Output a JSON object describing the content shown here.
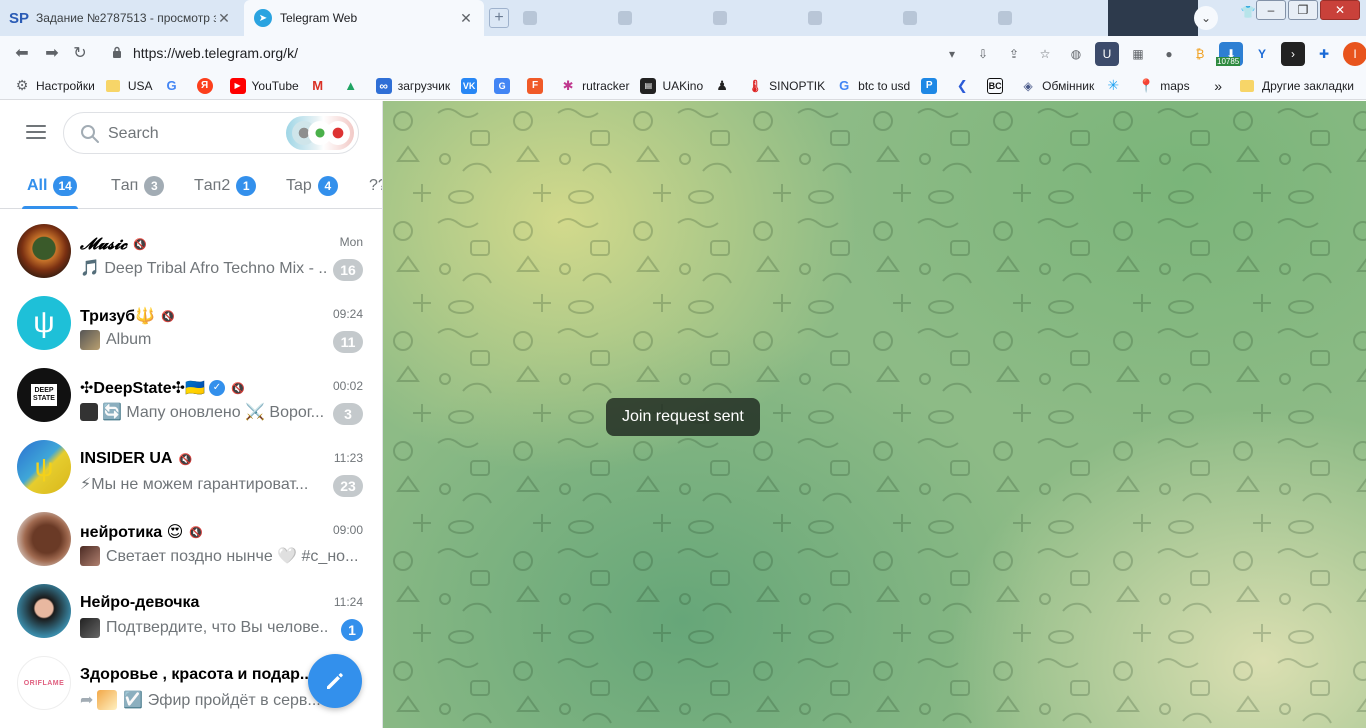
{
  "browser": {
    "tabs": [
      {
        "title": "Задание №2787513 - просмотр з",
        "favicon": "SP",
        "active": false
      },
      {
        "title": "Telegram Web",
        "favicon": "telegram-icon",
        "active": true
      }
    ],
    "url": "https://web.telegram.org/k/",
    "extension_badge": "10785",
    "profile_initial": "I",
    "bookmarks": [
      {
        "label": "Настройки",
        "icon": "gear-icon"
      },
      {
        "label": "USA",
        "icon": "folder-icon"
      },
      {
        "label": "",
        "icon": "google-icon"
      },
      {
        "label": "",
        "icon": "yandex-icon"
      },
      {
        "label": "YouTube",
        "icon": "youtube-icon"
      },
      {
        "label": "",
        "icon": "gmail-icon"
      },
      {
        "label": "",
        "icon": "drive-icon"
      },
      {
        "label": "загрузчик",
        "icon": "infinity-icon"
      },
      {
        "label": "",
        "icon": "vk-icon"
      },
      {
        "label": "",
        "icon": "translate-icon"
      },
      {
        "label": "",
        "icon": "f-icon"
      },
      {
        "label": "rutracker",
        "icon": "rutracker-icon"
      },
      {
        "label": "UAKino",
        "icon": "uakino-icon"
      },
      {
        "label": "",
        "icon": "pawn-icon"
      },
      {
        "label": "SINOPTIK",
        "icon": "thermometer-icon"
      },
      {
        "label": "btc to usd",
        "icon": "google-icon"
      },
      {
        "label": "",
        "icon": "p-icon"
      },
      {
        "label": "",
        "icon": "k-icon"
      },
      {
        "label": "",
        "icon": "bc-icon"
      },
      {
        "label": "Обмінник",
        "icon": "exchange-icon"
      },
      {
        "label": "",
        "icon": "snowflake-icon"
      },
      {
        "label": "maps",
        "icon": "maps-icon"
      }
    ],
    "bookmarks_overflow": "»",
    "other_bookmarks": "Другие закладки"
  },
  "telegram": {
    "search_placeholder": "Search",
    "folders": [
      {
        "label": "All",
        "count": "14",
        "active": true
      },
      {
        "label": "Tап",
        "count": "3",
        "active": false
      },
      {
        "label": "Tап2",
        "count": "1",
        "active": false
      },
      {
        "label": "Tap",
        "count": "4",
        "active": false
      },
      {
        "label": "??",
        "count": "",
        "active": false
      }
    ],
    "chats": [
      {
        "name": "𝓜𝓾𝓼𝓲𝓬",
        "muted": true,
        "time": "Mon",
        "message": "🎵 Deep Tribal Afro Techno Mix - ...",
        "unread": "16",
        "badge_muted": true
      },
      {
        "name": "Тризуб🔱",
        "muted": true,
        "time": "09:24",
        "message": "Album",
        "unread": "11",
        "badge_muted": true
      },
      {
        "name": "✣DeepState✣🇺🇦",
        "verified": true,
        "muted": true,
        "time": "00:02",
        "message": "🔄 Мапу оновлено ⚔️ Ворог...",
        "unread": "3",
        "badge_muted": true
      },
      {
        "name": "INSIDER UA",
        "muted": true,
        "time": "11:23",
        "message": "⚡Мы не можем гарантироват...",
        "unread": "23",
        "badge_muted": true
      },
      {
        "name": "нейротика 😍",
        "muted": true,
        "time": "09:00",
        "message": "Светает поздно нынче 🤍 #с_но...",
        "unread": "",
        "badge_muted": true
      },
      {
        "name": "Нейро-девочка",
        "muted": false,
        "time": "11:24",
        "message": "Подтвердите, что Вы челове...",
        "unread": "1",
        "badge_muted": false
      },
      {
        "name": "Здоровье , красота и подар...",
        "muted": false,
        "time": "",
        "message": "☑️ Эфир пройдёт в серв...",
        "unread": "",
        "badge_muted": true
      }
    ],
    "toast": "Join request sent",
    "accent_color": "#3390ec"
  }
}
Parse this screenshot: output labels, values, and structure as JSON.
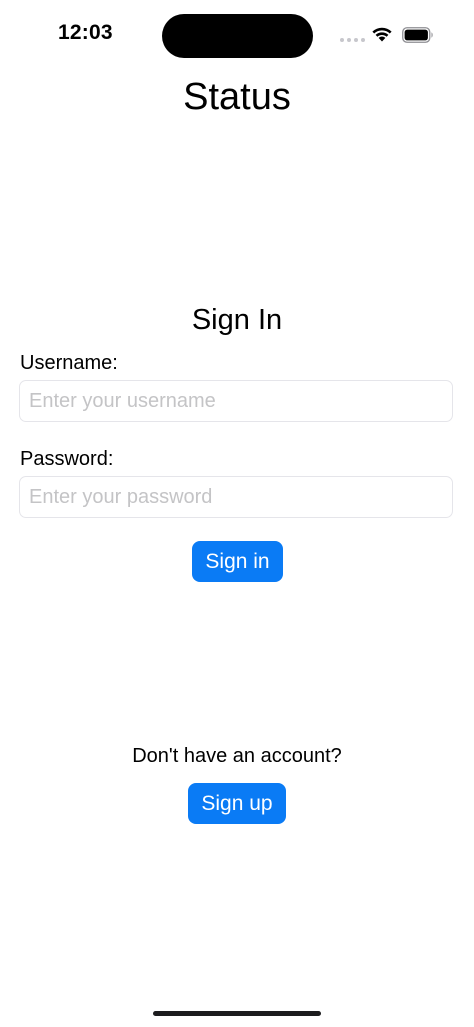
{
  "status_bar": {
    "time": "12:03",
    "icons": [
      "cellular-signal-icon",
      "wifi-icon",
      "battery-icon"
    ]
  },
  "app": {
    "title": "Status"
  },
  "sign_in": {
    "heading": "Sign In",
    "username_label": "Username:",
    "username_value": "",
    "username_placeholder": "Enter your username",
    "password_label": "Password:",
    "password_value": "",
    "password_placeholder": "Enter your password",
    "submit_label": "Sign in"
  },
  "sign_up": {
    "prompt": "Don't have an account?",
    "button_label": "Sign up"
  },
  "colors": {
    "accent": "#0a7bf5",
    "placeholder": "#c4c4c6",
    "field_border": "#e5e5ea",
    "background": "#ffffff",
    "text": "#000000"
  }
}
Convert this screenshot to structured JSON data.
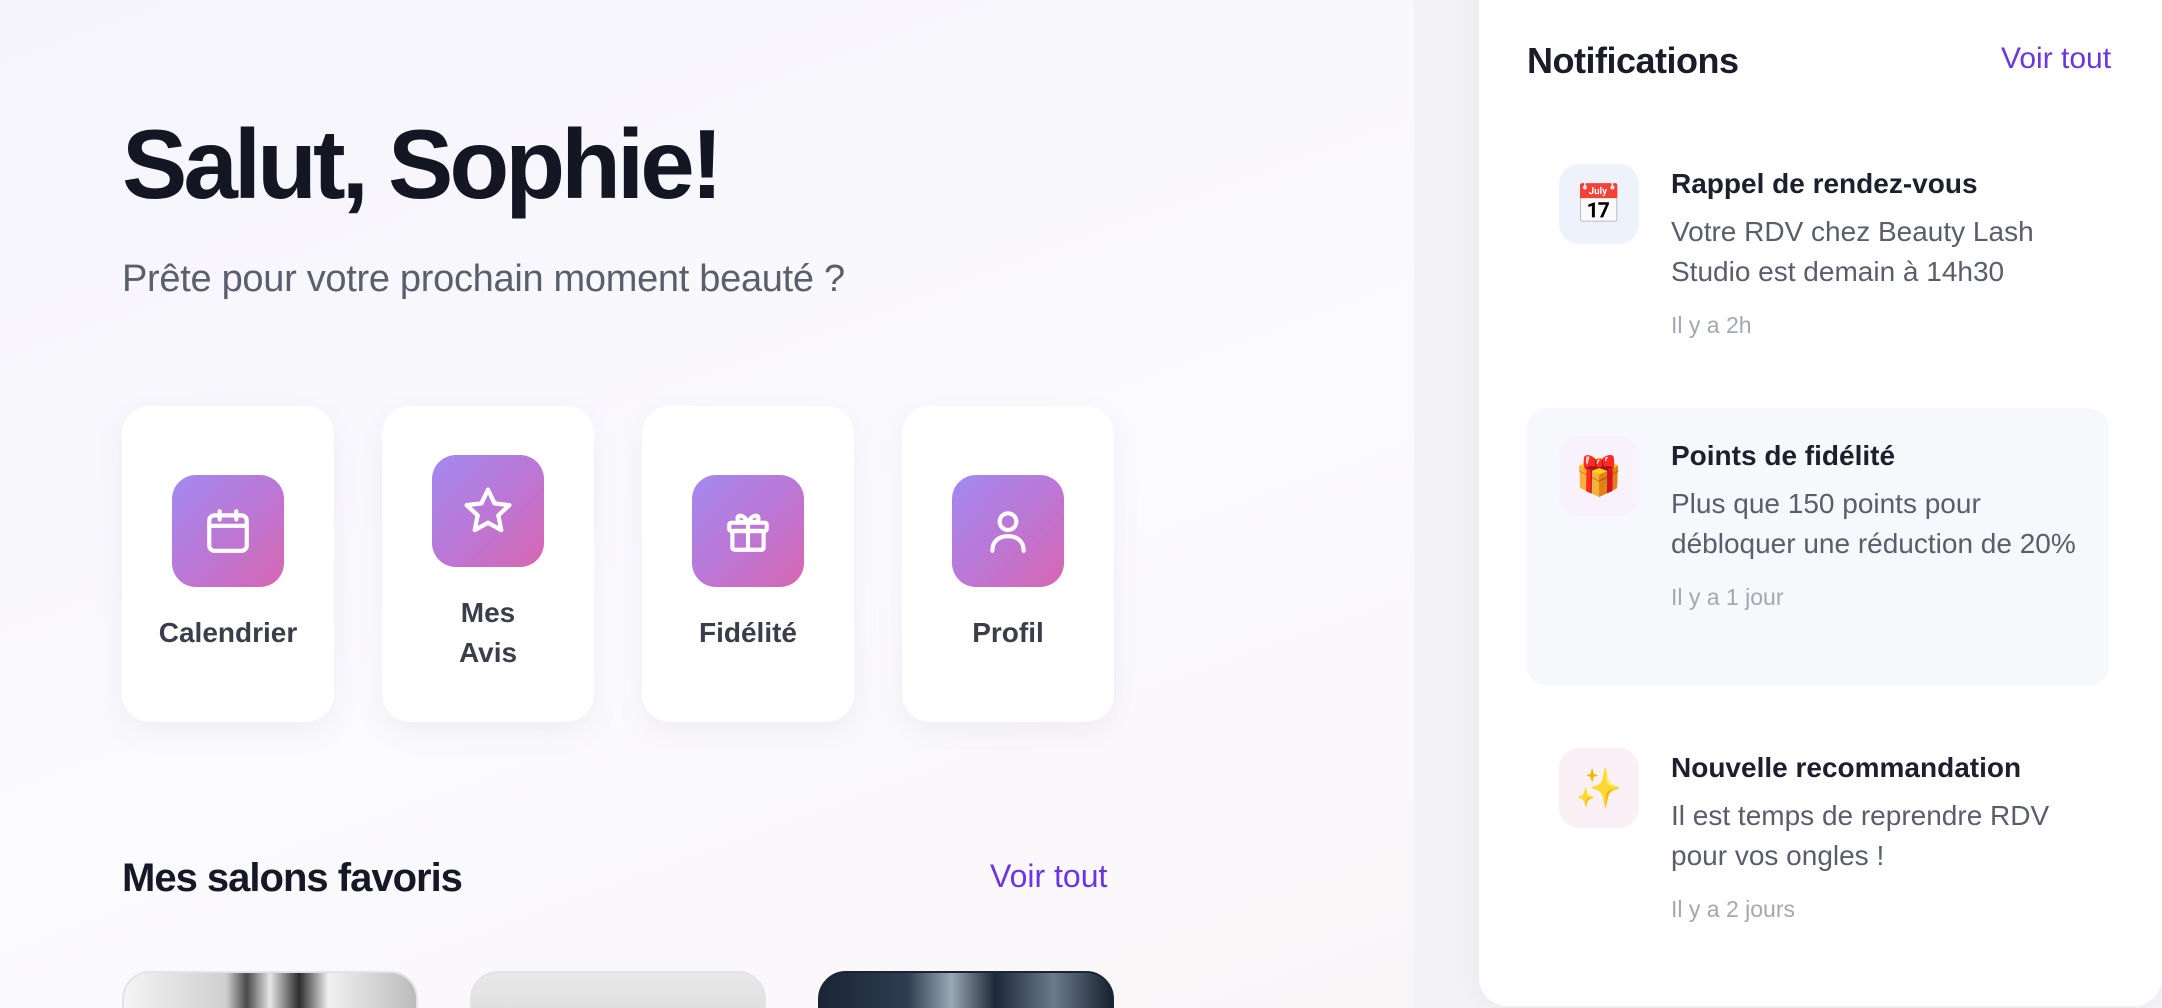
{
  "greeting": "Salut, Sophie!",
  "subtitle": "Prête pour votre prochain moment beauté ?",
  "quick_actions": [
    {
      "label": "Calendrier",
      "icon": "calendar-icon"
    },
    {
      "label": "Mes Avis",
      "icon": "star-icon"
    },
    {
      "label": "Fidélité",
      "icon": "gift-icon"
    },
    {
      "label": "Profil",
      "icon": "user-icon"
    }
  ],
  "favorites": {
    "title": "Mes salons favoris",
    "see_all": "Voir tout"
  },
  "notifications": {
    "title": "Notifications",
    "see_all": "Voir tout",
    "items": [
      {
        "icon": "calendar-emoji-icon",
        "glyph": "📅",
        "title": "Rappel de rendez-vous",
        "body": "Votre RDV chez Beauty Lash Studio est demain à 14h30",
        "time": "Il y a 2h"
      },
      {
        "icon": "gift-emoji-icon",
        "glyph": "🎁",
        "title": "Points de fidélité",
        "body": "Plus que 150 points pour débloquer une réduction de 20%",
        "time": "Il y a 1 jour"
      },
      {
        "icon": "sparkles-emoji-icon",
        "glyph": "✨",
        "title": "Nouvelle recommandation",
        "body": "Il est temps de reprendre RDV pour vos ongles !",
        "time": "Il y a 2 jours"
      }
    ]
  },
  "colors": {
    "accent": "#6c35e0",
    "icon_gradient_start": "#a289f0",
    "icon_gradient_end": "#d866b0"
  }
}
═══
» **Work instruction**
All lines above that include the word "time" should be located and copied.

» **Task result**
        "time": "Mon",
        "time": "09:24",
        "time": "00:02",
        "time": "11:23",
        "time": "09:00",
        "time": "11:24",
        "time": "",
    "time": "12:03",
        "time": "Il y a 2h"
        "time": "Il y a 1 jour"
        "time": "Il y a 2 jours"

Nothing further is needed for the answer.